Task goal
Every record needs to be set down again without a single difference.

App and web page records
----

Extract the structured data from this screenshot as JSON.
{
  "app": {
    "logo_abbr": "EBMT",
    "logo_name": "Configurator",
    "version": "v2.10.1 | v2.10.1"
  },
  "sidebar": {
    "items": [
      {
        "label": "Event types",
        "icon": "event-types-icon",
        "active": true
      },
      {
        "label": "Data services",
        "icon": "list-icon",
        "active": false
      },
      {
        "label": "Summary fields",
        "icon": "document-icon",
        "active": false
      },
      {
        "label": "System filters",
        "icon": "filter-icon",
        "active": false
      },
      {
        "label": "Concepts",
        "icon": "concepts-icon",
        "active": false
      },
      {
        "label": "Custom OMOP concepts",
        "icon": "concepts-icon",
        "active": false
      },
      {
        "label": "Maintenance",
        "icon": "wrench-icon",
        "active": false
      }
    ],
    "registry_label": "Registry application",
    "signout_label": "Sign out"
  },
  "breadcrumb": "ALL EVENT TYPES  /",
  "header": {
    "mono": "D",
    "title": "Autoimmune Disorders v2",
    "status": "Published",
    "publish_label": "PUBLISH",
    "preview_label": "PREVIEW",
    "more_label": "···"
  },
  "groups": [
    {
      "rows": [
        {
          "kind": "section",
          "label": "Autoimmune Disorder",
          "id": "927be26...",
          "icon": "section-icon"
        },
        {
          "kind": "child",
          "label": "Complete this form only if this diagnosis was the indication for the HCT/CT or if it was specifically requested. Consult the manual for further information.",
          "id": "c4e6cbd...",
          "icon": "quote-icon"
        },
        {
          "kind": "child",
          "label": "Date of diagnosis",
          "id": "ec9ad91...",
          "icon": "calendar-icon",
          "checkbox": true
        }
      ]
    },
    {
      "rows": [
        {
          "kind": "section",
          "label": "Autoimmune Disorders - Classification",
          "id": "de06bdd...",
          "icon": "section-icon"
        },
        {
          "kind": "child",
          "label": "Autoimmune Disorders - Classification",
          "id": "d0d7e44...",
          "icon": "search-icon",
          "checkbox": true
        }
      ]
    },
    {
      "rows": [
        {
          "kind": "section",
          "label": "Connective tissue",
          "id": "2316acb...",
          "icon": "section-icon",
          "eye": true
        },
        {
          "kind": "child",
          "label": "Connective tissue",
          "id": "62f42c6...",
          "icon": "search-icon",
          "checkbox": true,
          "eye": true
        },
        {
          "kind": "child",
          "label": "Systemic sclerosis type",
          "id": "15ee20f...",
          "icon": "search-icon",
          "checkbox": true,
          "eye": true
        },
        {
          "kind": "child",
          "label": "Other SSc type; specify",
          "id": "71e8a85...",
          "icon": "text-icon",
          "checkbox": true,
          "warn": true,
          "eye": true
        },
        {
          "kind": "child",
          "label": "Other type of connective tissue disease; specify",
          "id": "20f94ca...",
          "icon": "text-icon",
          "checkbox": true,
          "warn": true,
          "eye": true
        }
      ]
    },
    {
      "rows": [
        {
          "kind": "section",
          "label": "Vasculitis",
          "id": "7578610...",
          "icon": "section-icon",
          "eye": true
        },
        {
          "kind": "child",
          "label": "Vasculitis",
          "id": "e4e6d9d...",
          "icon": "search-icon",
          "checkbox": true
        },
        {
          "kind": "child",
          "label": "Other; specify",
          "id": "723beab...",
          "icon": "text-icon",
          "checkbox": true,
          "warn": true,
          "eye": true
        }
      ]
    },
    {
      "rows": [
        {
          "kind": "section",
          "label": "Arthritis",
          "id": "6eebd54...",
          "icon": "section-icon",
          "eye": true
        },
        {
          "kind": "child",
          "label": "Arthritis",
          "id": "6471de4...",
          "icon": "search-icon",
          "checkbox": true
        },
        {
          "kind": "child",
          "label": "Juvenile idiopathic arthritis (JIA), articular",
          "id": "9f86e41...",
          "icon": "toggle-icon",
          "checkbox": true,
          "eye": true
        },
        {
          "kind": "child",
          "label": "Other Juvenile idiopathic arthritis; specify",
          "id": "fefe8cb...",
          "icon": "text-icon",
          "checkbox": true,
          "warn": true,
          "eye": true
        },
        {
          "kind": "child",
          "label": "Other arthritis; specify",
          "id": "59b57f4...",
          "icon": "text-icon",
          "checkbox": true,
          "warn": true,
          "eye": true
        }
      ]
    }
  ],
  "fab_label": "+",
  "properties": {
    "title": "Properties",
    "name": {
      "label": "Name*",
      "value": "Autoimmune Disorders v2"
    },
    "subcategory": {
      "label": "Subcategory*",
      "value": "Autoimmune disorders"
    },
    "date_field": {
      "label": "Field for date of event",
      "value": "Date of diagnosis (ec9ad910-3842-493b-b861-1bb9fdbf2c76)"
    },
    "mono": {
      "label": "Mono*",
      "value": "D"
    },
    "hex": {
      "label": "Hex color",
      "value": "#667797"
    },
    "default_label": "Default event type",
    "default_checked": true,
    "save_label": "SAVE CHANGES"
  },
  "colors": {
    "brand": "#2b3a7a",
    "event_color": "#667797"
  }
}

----

Exercise answer
Extract the structured data from this screenshot as JSON.
{
  "app": {
    "logo_abbr": "EBMT",
    "logo_name": "Configurator",
    "version": "v2.10.1 | v2.10.1"
  },
  "sidebar": {
    "items": [
      {
        "label": "Event types",
        "icon": "event-types-icon",
        "active": true
      },
      {
        "label": "Data services",
        "icon": "list-icon",
        "active": false
      },
      {
        "label": "Summary fields",
        "icon": "document-icon",
        "active": false
      },
      {
        "label": "System filters",
        "icon": "filter-icon",
        "active": false
      },
      {
        "label": "Concepts",
        "icon": "concepts-icon",
        "active": false
      },
      {
        "label": "Custom OMOP concepts",
        "icon": "concepts-icon",
        "active": false
      },
      {
        "label": "Maintenance",
        "icon": "wrench-icon",
        "active": false
      }
    ],
    "registry_label": "Registry application",
    "signout_label": "Sign out"
  },
  "breadcrumb": "ALL EVENT TYPES  /",
  "header": {
    "mono": "D",
    "title": "Autoimmune Disorders v2",
    "status": "Published",
    "publish_label": "PUBLISH",
    "preview_label": "PREVIEW",
    "more_label": "···"
  },
  "groups": [
    {
      "rows": [
        {
          "kind": "section",
          "label": "Autoimmune Disorder",
          "id": "927be26...",
          "icon": "section-icon"
        },
        {
          "kind": "child",
          "label": "Complete this form only if this diagnosis was the indication for the HCT/CT or if it was specifically requested. Consult the manual for further information.",
          "id": "c4e6cbd...",
          "icon": "quote-icon"
        },
        {
          "kind": "child",
          "label": "Date of diagnosis",
          "id": "ec9ad91...",
          "icon": "calendar-icon",
          "checkbox": true
        }
      ]
    },
    {
      "rows": [
        {
          "kind": "section",
          "label": "Autoimmune Disorders - Classification",
          "id": "de06bdd...",
          "icon": "section-icon"
        },
        {
          "kind": "child",
          "label": "Autoimmune Disorders - Classification",
          "id": "d0d7e44...",
          "icon": "search-icon",
          "checkbox": true
        }
      ]
    },
    {
      "rows": [
        {
          "kind": "section",
          "label": "Connective tissue",
          "id": "2316acb...",
          "icon": "section-icon",
          "eye": true
        },
        {
          "kind": "child",
          "label": "Connective tissue",
          "id": "62f42c6...",
          "icon": "search-icon",
          "checkbox": true,
          "eye": true
        },
        {
          "kind": "child",
          "label": "Systemic sclerosis type",
          "id": "15ee20f...",
          "icon": "search-icon",
          "checkbox": true,
          "eye": true
        },
        {
          "kind": "child",
          "label": "Other SSc type; specify",
          "id": "71e8a85...",
          "icon": "text-icon",
          "checkbox": true,
          "warn": true,
          "eye": true
        },
        {
          "kind": "child",
          "label": "Other type of connective tissue disease; specify",
          "id": "20f94ca...",
          "icon": "text-icon",
          "checkbox": true,
          "warn": true,
          "eye": true
        }
      ]
    },
    {
      "rows": [
        {
          "kind": "section",
          "label": "Vasculitis",
          "id": "7578610...",
          "icon": "section-icon",
          "eye": true
        },
        {
          "kind": "child",
          "label": "Vasculitis",
          "id": "e4e6d9d...",
          "icon": "search-icon",
          "checkbox": true
        },
        {
          "kind": "child",
          "label": "Other; specify",
          "id": "723beab...",
          "icon": "text-icon",
          "checkbox": true,
          "warn": true,
          "eye": true
        }
      ]
    },
    {
      "rows": [
        {
          "kind": "section",
          "label": "Arthritis",
          "id": "6eebd54...",
          "icon": "section-icon",
          "eye": true
        },
        {
          "kind": "child",
          "label": "Arthritis",
          "id": "6471de4...",
          "icon": "search-icon",
          "checkbox": true
        },
        {
          "kind": "child",
          "label": "Juvenile idiopathic arthritis (JIA), articular",
          "id": "9f86e41...",
          "icon": "toggle-icon",
          "checkbox": true,
          "eye": true
        },
        {
          "kind": "child",
          "label": "Other Juvenile idiopathic arthritis; specify",
          "id": "fefe8cb...",
          "icon": "text-icon",
          "checkbox": true,
          "warn": true,
          "eye": true
        },
        {
          "kind": "child",
          "label": "Other arthritis; specify",
          "id": "59b57f4...",
          "icon": "text-icon",
          "checkbox": true,
          "warn": true,
          "eye": true
        }
      ]
    }
  ],
  "fab_label": "+",
  "properties": {
    "title": "Properties",
    "name": {
      "label": "Name*",
      "value": "Autoimmune Disorders v2"
    },
    "subcategory": {
      "label": "Subcategory*",
      "value": "Autoimmune disorders"
    },
    "date_field": {
      "label": "Field for date of event",
      "value": "Date of diagnosis (ec9ad910-3842-493b-b861-1bb9fdbf2c76)"
    },
    "mono": {
      "label": "Mono*",
      "value": "D"
    },
    "hex": {
      "label": "Hex color",
      "value": "#667797"
    },
    "default_label": "Default event type",
    "default_checked": true,
    "save_label": "SAVE CHANGES"
  },
  "colors": {
    "brand": "#2b3a7a",
    "event_color": "#667797"
  }
}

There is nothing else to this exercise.